Exercise details
Look at each line of the listing. Copy those that hold the string "title".

Provided entries
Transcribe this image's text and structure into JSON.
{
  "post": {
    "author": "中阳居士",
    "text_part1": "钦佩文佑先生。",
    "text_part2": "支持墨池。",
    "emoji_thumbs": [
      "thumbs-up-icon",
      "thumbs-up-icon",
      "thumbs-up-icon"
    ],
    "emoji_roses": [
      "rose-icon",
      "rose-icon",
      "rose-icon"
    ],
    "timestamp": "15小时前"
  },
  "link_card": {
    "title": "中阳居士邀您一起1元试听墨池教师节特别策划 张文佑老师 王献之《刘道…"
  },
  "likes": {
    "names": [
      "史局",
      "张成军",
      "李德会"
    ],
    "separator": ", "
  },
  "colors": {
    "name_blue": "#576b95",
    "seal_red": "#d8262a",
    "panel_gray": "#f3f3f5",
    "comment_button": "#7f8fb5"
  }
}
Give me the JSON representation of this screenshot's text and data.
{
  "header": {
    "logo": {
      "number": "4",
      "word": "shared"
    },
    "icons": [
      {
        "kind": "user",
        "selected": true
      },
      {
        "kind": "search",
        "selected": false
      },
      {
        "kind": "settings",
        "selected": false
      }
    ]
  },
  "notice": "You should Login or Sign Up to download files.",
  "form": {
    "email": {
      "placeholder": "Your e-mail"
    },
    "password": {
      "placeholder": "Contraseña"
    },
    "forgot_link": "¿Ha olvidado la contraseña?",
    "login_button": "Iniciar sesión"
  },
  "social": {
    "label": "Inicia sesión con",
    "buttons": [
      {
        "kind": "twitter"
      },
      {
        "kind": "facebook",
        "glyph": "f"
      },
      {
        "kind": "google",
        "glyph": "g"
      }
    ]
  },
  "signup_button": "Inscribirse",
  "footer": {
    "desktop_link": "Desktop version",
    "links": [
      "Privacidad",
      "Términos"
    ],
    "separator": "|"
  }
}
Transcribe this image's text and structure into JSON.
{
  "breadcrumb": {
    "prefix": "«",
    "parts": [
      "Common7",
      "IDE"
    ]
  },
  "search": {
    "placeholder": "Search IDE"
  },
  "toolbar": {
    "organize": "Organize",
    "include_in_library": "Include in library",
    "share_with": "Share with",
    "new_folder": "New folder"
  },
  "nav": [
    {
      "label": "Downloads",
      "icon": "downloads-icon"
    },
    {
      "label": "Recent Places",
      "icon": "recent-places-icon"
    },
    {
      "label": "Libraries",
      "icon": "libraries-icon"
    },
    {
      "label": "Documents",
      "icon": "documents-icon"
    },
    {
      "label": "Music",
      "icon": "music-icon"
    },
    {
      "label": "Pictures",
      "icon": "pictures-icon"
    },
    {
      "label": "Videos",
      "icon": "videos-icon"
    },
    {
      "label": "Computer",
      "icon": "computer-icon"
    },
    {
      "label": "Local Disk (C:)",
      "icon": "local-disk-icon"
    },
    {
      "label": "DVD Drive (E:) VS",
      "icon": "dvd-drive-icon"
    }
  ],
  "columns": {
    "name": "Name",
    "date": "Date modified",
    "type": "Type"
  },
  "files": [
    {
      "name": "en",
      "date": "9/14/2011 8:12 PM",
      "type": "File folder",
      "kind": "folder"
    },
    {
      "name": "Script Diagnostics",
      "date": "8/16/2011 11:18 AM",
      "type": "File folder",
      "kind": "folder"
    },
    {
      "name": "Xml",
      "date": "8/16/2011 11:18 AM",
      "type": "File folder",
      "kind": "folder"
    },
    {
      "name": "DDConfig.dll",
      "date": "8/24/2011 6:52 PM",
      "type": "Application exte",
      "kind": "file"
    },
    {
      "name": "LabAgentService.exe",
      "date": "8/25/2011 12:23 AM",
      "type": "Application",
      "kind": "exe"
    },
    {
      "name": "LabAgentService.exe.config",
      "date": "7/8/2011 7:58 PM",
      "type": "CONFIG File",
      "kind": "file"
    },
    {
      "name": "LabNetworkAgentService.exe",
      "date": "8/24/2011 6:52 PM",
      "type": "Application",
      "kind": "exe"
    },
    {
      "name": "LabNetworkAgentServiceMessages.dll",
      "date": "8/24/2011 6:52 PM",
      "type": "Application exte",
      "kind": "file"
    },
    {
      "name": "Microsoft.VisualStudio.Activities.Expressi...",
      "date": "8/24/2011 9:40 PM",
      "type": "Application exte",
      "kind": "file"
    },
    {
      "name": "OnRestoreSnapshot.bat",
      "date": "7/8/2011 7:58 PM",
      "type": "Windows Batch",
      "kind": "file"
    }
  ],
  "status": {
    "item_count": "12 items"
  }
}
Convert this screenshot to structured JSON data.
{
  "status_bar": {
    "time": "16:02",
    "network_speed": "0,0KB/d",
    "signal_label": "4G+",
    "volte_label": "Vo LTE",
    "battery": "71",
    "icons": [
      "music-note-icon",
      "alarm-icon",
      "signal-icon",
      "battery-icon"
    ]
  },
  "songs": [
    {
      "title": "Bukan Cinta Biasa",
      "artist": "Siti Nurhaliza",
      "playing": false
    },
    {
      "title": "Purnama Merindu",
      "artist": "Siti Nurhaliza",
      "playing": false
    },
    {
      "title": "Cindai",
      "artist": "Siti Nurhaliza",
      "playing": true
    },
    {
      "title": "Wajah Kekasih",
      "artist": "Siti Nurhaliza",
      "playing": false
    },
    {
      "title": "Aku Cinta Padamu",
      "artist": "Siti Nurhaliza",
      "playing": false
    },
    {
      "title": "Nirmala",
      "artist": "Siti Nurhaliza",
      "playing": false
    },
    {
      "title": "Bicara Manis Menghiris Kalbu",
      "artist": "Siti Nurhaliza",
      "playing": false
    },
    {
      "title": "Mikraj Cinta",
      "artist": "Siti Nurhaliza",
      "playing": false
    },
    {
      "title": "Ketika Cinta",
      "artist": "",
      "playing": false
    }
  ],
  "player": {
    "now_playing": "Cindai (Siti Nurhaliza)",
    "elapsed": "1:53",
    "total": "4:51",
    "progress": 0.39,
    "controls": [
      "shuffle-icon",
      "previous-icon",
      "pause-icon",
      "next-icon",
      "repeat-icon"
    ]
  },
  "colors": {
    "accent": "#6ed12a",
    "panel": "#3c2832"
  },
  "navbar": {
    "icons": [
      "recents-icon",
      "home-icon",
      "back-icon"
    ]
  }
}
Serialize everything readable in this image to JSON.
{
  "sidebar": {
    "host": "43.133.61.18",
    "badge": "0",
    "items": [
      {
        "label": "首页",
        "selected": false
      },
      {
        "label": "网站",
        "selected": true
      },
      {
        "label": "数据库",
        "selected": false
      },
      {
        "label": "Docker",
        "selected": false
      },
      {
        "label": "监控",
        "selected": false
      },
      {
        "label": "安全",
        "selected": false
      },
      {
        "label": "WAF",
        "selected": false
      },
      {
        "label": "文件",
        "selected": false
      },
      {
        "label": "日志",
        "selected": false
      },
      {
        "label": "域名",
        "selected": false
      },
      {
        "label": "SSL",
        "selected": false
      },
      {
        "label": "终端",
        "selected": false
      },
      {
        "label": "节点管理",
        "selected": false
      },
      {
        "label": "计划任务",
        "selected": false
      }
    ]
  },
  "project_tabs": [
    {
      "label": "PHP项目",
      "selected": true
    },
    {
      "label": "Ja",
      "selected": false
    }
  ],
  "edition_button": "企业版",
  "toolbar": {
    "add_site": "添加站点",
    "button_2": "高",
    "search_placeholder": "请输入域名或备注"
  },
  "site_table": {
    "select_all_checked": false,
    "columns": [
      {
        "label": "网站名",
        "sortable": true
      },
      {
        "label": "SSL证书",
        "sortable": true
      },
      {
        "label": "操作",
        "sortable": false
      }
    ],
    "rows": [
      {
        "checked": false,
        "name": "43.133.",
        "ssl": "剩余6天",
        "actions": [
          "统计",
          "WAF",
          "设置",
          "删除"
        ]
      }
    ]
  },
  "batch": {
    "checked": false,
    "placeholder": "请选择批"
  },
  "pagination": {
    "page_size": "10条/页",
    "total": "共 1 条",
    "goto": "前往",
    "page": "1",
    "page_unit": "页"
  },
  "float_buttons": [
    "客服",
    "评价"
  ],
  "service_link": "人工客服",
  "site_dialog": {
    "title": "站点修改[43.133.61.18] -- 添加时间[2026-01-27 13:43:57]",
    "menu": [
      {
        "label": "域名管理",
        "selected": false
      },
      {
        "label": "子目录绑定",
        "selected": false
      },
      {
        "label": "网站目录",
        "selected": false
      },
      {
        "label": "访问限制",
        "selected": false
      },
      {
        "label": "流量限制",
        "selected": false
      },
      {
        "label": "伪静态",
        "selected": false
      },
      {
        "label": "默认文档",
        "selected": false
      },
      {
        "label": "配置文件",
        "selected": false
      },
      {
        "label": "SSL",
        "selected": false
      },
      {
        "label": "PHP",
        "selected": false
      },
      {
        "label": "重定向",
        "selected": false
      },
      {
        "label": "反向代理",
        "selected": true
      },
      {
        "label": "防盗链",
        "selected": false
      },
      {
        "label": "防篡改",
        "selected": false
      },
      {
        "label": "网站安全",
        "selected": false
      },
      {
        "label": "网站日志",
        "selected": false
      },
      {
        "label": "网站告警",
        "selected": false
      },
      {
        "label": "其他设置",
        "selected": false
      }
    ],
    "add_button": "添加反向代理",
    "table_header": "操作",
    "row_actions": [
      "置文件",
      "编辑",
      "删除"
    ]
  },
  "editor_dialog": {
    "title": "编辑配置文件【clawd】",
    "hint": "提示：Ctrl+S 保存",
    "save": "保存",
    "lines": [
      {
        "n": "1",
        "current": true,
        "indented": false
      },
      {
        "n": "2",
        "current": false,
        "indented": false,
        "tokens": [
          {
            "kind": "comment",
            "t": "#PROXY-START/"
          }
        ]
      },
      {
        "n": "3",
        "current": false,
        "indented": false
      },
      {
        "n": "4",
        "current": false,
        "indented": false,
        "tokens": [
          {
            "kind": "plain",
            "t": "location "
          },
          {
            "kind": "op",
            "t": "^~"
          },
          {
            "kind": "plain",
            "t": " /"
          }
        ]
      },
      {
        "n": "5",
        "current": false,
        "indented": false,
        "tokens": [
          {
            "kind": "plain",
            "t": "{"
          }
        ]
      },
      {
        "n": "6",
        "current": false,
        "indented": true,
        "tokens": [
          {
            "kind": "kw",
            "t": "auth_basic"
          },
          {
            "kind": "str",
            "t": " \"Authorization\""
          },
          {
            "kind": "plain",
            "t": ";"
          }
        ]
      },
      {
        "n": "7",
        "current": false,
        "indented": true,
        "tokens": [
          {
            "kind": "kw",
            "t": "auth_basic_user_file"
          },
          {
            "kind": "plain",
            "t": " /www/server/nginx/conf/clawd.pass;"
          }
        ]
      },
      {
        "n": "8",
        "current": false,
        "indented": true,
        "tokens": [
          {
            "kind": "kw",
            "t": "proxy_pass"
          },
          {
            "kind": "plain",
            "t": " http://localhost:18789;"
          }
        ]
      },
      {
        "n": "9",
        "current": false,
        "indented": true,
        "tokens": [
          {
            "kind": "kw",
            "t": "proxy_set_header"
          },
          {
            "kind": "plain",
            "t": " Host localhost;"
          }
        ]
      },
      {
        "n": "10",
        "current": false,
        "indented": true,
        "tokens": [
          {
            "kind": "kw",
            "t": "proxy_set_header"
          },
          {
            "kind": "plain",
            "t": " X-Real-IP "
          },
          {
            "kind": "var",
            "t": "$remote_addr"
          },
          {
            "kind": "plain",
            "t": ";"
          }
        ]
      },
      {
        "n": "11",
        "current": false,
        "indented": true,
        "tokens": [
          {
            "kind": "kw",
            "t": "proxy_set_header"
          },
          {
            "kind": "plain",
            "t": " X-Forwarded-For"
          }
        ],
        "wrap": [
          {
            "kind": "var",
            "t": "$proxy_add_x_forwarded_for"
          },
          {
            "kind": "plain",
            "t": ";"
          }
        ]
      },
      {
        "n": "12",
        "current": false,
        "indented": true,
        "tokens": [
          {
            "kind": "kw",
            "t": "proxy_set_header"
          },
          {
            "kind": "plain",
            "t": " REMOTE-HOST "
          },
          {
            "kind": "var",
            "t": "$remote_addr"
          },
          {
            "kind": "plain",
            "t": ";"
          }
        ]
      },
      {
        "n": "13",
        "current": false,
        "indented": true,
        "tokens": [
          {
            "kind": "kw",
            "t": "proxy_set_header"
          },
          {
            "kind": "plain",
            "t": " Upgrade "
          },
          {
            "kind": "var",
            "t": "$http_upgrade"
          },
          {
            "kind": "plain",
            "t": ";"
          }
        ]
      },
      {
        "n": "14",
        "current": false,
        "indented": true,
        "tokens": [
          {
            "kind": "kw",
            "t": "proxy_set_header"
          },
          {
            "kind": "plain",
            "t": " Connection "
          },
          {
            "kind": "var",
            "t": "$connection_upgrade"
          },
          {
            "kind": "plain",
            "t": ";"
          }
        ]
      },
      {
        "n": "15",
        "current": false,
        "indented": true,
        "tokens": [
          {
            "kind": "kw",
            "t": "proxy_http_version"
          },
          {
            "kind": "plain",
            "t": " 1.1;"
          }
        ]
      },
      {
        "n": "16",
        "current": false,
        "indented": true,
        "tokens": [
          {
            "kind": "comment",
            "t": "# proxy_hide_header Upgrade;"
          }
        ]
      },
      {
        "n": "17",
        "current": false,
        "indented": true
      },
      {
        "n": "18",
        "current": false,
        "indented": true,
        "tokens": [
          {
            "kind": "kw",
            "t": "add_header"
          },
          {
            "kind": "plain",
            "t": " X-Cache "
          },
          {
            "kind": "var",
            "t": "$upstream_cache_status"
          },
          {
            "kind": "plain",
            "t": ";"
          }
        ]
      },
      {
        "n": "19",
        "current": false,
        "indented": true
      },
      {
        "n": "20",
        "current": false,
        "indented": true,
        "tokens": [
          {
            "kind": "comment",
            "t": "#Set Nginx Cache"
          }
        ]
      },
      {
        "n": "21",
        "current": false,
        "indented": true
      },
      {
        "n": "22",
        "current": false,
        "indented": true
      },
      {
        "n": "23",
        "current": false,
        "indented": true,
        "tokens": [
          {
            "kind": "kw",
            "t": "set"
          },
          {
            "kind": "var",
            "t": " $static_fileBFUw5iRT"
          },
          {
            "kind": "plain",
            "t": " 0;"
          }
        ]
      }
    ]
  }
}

Solved problem
    "title": "中阳居士邀您一起1元试听墨池教师节特别策划 张文佑老师 王献之《刘道…"
      "title": "Bukan Cinta Biasa",
      "title": "Purnama Merindu",
      "title": "Cindai",
      "title": "Wajah Kekasih",
      "title": "Aku Cinta Padamu",
      "title": "Nirmala",
      "title": "Bicara Manis Menghiris Kalbu",
      "title": "Mikraj Cinta",
      "title": "Ketika Cinta",
    "title": "站点修改[43.133.61.18] -- 添加时间[2026-01-27 13:43:57]",
    "title": "编辑配置文件【clawd】",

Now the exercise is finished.